Democrat Tracye Polson and Republican Nick Howland advanced to the February General Election to fill the unexpired Jacksonville City Council term of the late Tommy Hazouri.
With votes in all precincts counted, Polson took first place with 28,692 votes, followed by Howland with 28,366.
Polson had 36.5% of the vote, while Howland had 36.08%.
Republican Howland “Howdy“ Russell had 10,837 votes. His 13.79% of the vote was good for third place. James “Coach” Jacobs had 10,715 votes, in fourth place with 13.63% of the vote.
Since no candidate received 50% in the First Election, Polson and Howland will move on to the next round. However, Howland appears to be stronger with his base than Polson is with hers.
Howland won 106 precincts, while Polson won 82. But whereas Russell won no precincts, Jacobs took 11 precincts in Districts 7, 8, 9, and 10, a warning sign for Polson’s citywide appeal.
As expected, Democrats dominated Early Voting, carrying a 6,000 vote edge into Election Day. Republicans closed the gap by nightfall and eventually evertook Democrats.
Turnout was near 13%, stronger than most local political observers expected.
Both Polson and Howland have run for office before and lost. Polson fell short in a bid for the state House, while Howland lost a race for School Board. For the winner, this campaign sets up a future in an elected office. The loser will have fallen short in two consecutive races.
Tensions are already heating up.
Polson supporters cry foul over the political committees backing Howland, noting the difficulty in tracking contributions and their original sources.
Howland has countered that Polson spent her own money on the campaign.
Polson raised $179,140 in November, with $125,000 of that money coming from personal loans, money added to $51,000 of self-financing in the previous filing period.
She raised roughly a third of a million dollars between hard cash and her political committee for the First Election and spent more than $300,000 of it.
That burn rate did not go unnoticed.
“Despite spending over $300,000 — including over $200,000 of her own money — Far Left Millionaire Tracye ‘Pelosi’ failed to buy a seat for City Council and turned in a disappointing showing Tuesday evening. Along with her failed attempt to run for office in 2018, she has now burned over a million dollars to buy support from Jacksonville voters — who have once again rejected her,” said Duval County GOP chairman Dean Black.
“It’s clear that Duval County isn’t ready for a radical ‘woke’ Democrat and hypocrite who supports defunding JSO for regular people while she sits in her gated community mansion. The Republican Party is united and ready for the real contest,” Black charged.
Those close to the Howland effort said this was a “disaster” for Polson, who sent out “hit mail” while she “didn’t have a glove laid on her.”
“Now she’s going to be taken on directly and her record exposed like it was in the House race,” said one Howland supporters.
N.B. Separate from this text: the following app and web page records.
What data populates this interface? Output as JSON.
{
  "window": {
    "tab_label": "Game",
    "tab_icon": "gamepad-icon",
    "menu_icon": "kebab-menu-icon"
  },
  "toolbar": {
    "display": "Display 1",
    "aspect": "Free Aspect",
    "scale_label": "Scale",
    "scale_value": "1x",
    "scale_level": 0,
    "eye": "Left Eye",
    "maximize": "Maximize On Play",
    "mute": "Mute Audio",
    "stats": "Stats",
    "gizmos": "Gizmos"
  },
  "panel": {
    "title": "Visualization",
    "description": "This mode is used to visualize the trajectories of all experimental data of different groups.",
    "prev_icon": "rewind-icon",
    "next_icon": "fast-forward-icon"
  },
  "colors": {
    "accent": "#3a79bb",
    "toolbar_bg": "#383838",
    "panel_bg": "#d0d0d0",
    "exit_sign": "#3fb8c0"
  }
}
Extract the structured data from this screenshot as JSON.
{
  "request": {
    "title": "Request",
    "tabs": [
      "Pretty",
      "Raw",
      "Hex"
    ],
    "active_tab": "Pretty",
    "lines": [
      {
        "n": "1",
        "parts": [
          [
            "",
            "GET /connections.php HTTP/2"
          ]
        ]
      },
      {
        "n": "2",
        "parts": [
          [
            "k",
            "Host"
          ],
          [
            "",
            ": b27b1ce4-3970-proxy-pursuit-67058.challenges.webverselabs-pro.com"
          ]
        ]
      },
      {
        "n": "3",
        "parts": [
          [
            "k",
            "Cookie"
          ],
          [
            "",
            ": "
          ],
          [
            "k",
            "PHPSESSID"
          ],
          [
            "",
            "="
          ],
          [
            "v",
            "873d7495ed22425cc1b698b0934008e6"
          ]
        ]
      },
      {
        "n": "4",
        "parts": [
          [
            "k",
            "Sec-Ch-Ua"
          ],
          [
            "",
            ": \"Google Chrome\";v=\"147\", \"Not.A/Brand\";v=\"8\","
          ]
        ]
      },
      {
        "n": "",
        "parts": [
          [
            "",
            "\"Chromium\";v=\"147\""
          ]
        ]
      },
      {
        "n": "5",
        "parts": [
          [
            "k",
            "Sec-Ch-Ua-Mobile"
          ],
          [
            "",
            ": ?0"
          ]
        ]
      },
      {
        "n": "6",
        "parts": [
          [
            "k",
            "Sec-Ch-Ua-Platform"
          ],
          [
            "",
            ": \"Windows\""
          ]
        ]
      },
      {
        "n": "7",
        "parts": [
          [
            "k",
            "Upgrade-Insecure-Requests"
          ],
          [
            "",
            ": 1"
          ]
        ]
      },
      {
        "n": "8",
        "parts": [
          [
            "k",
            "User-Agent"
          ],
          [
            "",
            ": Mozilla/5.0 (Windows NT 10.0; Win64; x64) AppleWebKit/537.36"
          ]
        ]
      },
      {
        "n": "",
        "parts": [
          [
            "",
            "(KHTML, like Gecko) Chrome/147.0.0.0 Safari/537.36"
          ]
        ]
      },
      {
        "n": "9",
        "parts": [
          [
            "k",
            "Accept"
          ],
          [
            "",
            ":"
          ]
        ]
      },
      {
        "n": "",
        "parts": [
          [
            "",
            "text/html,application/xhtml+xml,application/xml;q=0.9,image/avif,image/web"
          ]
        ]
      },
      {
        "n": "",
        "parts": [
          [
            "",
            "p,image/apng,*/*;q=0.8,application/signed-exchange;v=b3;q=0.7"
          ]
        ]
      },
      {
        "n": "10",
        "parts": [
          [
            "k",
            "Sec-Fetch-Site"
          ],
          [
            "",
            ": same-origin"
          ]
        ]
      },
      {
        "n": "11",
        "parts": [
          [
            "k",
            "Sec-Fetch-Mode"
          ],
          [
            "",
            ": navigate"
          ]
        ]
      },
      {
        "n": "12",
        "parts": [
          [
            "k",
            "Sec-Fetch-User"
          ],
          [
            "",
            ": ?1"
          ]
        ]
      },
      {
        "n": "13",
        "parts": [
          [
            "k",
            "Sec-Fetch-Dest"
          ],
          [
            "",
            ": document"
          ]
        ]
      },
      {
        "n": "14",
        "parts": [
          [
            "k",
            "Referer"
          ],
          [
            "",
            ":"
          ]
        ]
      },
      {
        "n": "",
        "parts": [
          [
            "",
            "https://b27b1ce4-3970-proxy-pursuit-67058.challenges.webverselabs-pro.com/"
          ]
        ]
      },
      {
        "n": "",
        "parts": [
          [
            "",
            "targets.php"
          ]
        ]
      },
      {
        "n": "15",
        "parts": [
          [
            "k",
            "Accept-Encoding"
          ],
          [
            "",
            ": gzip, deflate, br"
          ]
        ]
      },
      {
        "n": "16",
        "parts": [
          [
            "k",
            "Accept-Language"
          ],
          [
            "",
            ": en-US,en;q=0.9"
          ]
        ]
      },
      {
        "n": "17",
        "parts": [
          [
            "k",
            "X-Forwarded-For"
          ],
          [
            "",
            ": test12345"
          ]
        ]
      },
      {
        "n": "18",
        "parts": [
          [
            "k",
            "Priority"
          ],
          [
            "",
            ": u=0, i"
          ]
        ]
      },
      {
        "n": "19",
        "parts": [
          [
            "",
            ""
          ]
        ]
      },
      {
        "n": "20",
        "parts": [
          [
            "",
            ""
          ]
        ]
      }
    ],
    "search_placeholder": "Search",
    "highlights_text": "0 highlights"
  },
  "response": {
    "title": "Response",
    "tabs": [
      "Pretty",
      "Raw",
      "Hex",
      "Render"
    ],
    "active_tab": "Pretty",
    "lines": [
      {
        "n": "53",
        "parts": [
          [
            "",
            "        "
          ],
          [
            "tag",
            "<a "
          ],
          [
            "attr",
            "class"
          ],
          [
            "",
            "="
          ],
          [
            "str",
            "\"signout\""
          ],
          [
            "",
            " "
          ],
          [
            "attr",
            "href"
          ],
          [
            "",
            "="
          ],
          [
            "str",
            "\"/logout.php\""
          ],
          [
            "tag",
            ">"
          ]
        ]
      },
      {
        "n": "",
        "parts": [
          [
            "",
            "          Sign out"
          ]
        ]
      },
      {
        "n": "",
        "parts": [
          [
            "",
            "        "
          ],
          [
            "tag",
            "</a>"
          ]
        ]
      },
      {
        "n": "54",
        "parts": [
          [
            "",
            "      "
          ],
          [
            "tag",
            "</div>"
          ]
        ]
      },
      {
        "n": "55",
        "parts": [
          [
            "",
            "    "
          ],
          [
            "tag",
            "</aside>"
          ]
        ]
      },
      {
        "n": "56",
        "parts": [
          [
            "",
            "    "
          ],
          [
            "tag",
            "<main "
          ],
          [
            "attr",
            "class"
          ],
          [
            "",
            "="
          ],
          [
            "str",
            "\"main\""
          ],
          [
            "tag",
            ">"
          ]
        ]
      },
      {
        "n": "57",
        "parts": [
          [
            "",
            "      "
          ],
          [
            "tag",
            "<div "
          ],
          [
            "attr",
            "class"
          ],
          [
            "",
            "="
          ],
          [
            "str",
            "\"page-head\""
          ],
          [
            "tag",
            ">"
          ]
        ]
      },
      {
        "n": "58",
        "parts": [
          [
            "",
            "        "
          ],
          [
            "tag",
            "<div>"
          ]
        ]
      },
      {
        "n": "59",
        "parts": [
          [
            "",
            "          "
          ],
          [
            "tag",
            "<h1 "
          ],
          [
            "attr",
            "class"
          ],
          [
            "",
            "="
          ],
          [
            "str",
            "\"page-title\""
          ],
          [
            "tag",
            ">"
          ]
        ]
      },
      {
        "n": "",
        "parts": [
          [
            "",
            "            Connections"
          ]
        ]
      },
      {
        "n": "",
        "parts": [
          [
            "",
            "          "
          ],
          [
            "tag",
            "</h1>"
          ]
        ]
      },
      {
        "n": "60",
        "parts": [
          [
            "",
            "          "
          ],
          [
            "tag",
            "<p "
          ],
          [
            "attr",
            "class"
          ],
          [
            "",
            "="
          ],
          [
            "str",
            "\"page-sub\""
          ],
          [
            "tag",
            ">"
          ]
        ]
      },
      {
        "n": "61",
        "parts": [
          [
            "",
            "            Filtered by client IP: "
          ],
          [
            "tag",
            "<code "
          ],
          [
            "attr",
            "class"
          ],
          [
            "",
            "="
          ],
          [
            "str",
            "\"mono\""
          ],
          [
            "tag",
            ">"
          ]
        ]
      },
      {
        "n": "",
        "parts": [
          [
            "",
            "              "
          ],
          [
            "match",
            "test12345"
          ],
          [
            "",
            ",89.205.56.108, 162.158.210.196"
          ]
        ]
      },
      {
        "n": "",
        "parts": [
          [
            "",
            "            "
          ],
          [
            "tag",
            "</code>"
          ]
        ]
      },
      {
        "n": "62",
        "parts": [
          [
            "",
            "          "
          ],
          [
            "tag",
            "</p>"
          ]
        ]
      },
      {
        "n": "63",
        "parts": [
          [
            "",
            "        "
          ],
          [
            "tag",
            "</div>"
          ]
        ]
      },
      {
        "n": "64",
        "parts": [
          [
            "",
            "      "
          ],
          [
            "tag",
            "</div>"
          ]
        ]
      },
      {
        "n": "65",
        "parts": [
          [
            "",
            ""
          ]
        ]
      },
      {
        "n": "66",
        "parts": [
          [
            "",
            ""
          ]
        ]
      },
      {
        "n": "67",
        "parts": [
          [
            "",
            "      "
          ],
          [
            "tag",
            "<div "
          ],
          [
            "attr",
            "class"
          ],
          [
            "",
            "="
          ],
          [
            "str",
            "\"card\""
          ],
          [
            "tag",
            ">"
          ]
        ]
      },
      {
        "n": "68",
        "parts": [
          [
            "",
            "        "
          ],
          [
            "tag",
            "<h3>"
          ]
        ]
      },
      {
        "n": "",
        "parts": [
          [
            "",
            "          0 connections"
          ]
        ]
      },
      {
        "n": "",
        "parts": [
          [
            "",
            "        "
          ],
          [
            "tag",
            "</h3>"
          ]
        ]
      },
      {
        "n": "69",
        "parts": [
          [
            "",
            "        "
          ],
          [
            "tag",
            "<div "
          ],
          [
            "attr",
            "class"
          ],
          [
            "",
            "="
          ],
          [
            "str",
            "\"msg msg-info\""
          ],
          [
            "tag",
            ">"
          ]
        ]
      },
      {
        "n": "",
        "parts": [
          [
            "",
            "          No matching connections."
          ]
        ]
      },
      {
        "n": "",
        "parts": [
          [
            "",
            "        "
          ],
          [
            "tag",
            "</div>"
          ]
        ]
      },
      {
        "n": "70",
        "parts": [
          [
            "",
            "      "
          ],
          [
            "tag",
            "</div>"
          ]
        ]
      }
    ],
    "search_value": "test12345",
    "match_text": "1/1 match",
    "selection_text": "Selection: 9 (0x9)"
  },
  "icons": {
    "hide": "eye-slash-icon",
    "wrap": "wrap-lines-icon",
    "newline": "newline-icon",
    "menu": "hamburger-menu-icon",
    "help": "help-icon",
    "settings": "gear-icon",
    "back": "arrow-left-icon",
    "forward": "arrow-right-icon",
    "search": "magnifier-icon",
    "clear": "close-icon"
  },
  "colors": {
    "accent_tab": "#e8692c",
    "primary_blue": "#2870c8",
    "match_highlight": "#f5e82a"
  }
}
Expect first responders to make the anti-Polson case.
Polson did receive plaudits for advancing.
Congratulations on your win tonight @polsonforjax! The City of Jacksonville is on track to having a fighter and trusted leader in office.
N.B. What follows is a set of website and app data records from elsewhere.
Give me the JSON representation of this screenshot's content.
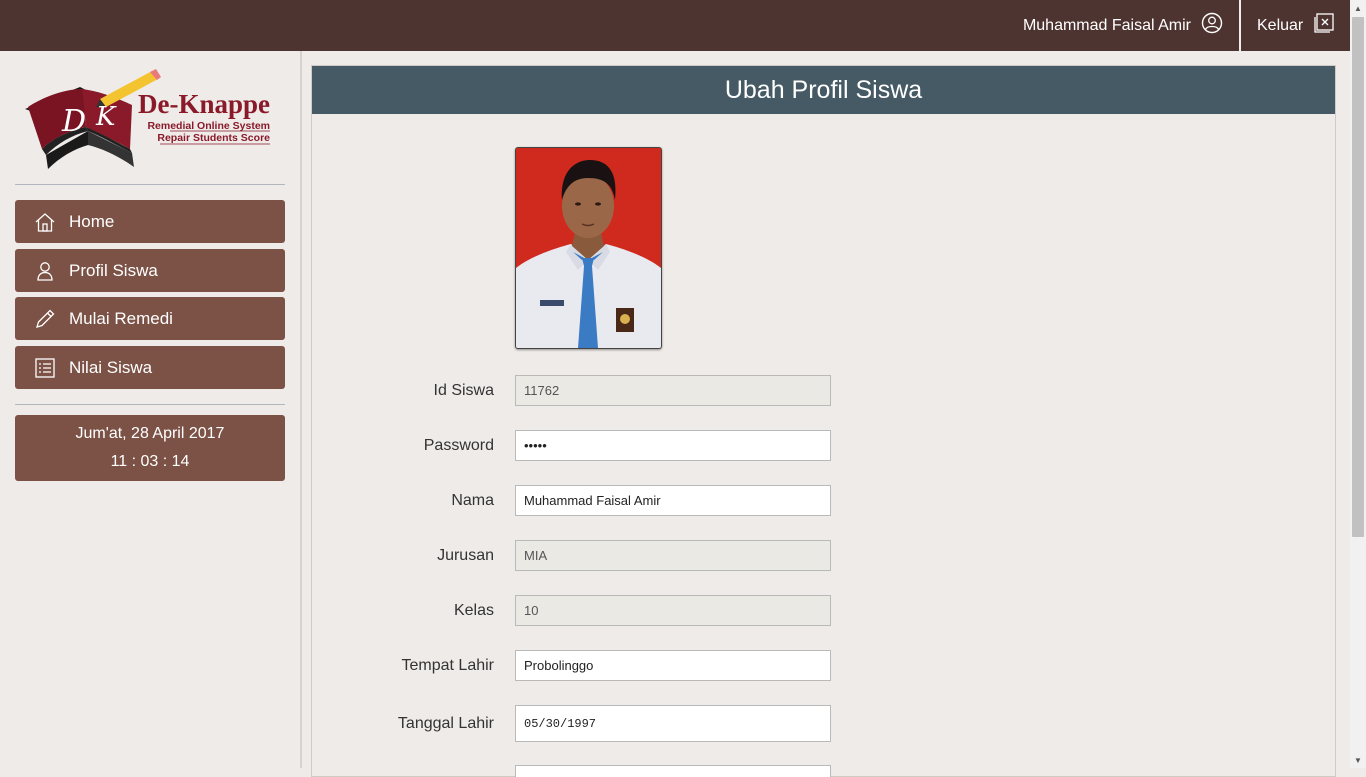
{
  "topbar": {
    "user_name": "Muhammad Faisal Amir",
    "logout_label": "Keluar"
  },
  "logo": {
    "monogram_left": "D",
    "monogram_right": "K",
    "brand": "De-Knappe",
    "tagline1": "Remedial Online System",
    "tagline2": "Repair Students Score"
  },
  "sidebar": {
    "items": [
      {
        "label": "Home",
        "icon": "home-icon"
      },
      {
        "label": "Profil Siswa",
        "icon": "user-icon"
      },
      {
        "label": "Mulai Remedi",
        "icon": "pencil-icon"
      },
      {
        "label": "Nilai Siswa",
        "icon": "list-icon"
      }
    ],
    "clock": {
      "date": "Jum'at, 28 April 2017",
      "time": "11 : 03 : 14"
    }
  },
  "panel": {
    "title": "Ubah Profil Siswa"
  },
  "form": {
    "id_siswa": {
      "label": "Id Siswa",
      "value": "11762"
    },
    "password": {
      "label": "Password",
      "value": "•••••"
    },
    "nama": {
      "label": "Nama",
      "value": "Muhammad Faisal Amir"
    },
    "jurusan": {
      "label": "Jurusan",
      "value": "MIA"
    },
    "kelas": {
      "label": "Kelas",
      "value": "10"
    },
    "tempat_lahir": {
      "label": "Tempat Lahir",
      "value": "Probolinggo"
    },
    "tanggal_lahir": {
      "label": "Tanggal Lahir",
      "value": "05/30/1997"
    }
  },
  "colors": {
    "topbar": "#4e3430",
    "menu": "#7b5245",
    "panel_header": "#455a64",
    "background": "#efebe9"
  }
}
— Charlie Crist (@CharlieCrist) December 8, 2021
“We are proud of how she’s campaigned, and we’re hopeful voters will send Tracye to the City Council in February. Florida needs more women in local office, and Tracye will bring bold and thoughtful leadership to Jacksonville,” said Lucy Sedgwick, President & CEO of Ruth’s List Florida.
But Polson did not get an endorsement from Jacobs, who posted to Facebook a “congratulations” to various Democratic elected officials who endorsed Polson, such as Sen. Audrey Gibson, Reps. Tracie Davis and Angie Nixon, and City Councilman Garrett Dennis.
“I would have rather (gone) against Polson on her own merit rather than her receiving elected officials help to defeat a local coach,” Jacobs asserted.
Howland was a strong second in fundraising, with $149,231 raised between his campaign and his Florida Freedom PAC political committee through Dec. 2. Major Jacksonville names donated to Howland in November, including Ed Burr, Preston Haskell, and Michael Munz. One can expect Republican donor groups will rally to Howland ahead of the Feb. 22 runoff in the General Election.
This election won’t appreciably change the dynamics on the Jacksonville City Council, which has a Republican supermajority of 13-5 despite Democrats holding a registration advantage overall in Duval County.
Look for Mayor Lenny Curry, who has an interest in having a working partner in that seat, to campaign for Howland.
Well done @NickHowland15 running a visionary city council campaign in the 1st election. Congrats on making the run-off. Look forward to helping you close with a win in a few months. Vision matters!
— Lenny Curry (@lennycurry) December 8, 2021
Whoever wins the General Election will likely have to start running for re-election immediately. The Special Election only fills the remainder of the term through June 2023.